Given the lengthy amount of time that the case was under submission, the three opinions and the cursory attention given to the most significant issue, it looks suspiciously as though the Court was having great difficulty with the issue and decided to issue an opinion that would resolve the specific case without addressing the herd of elephants in the room. Of course, this is just speculation.
What Does It Mean?
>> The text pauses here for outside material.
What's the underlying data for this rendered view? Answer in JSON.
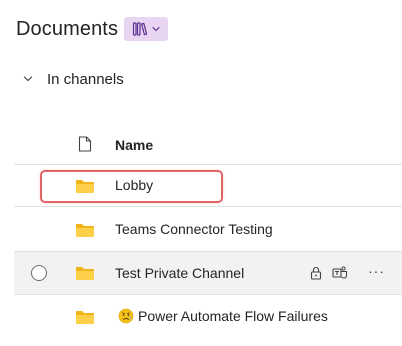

This may mean very little once the Supreme Court rules on the issues of consent and waiver in the Bellingham Insurance Agency case. However, in the meantime, Fifth Circuit bankruptcy courts will have to examine Stern v. Marshall without having consent as a fallback. Frazin makes clear that bankruptcy courts may determine claims against estates and any state law issues absolutely necessary to make that determination. Bankruptcy courts can also determine facts related to those issues and have those facts be determinative of other issues that the bankruptcy court itself could not itself issue a final decision on. The Fifth Circuit seems to have inadvertently created a situation in which the bankruptcy court is a super-magistrate able to determine claims against the estate and claims relating to property of the estate and to make factual determinations relating to those claims. Any legal conclusions or facts within these categories would be subject to normal appellate review. While the opinion did not go this far, it seems to be saying that the District Court may enter judgment on state law counterclaims in which the Bankruptcy Court was allowed to find the operative facts. Furthermore, if the operative facts were not necessary to a claims or property issue, then the District Court would be permitted to conduct de novo review of the factual findings and make legal conclusions.
On a final note, the opinion means that the appellate courts are having trouble with the Stern lingo. The panel opinion referred to Stern as having to do with jurisdiction to enter a judgment, while the issue is properly one of authority. Judge Owen’s concurrence referred to core proceedings. However, because Stern’s effect was to remove authority for bankruptcy courts to decide one type of core proceeding, the core/non-core distinction has lost much of its significance.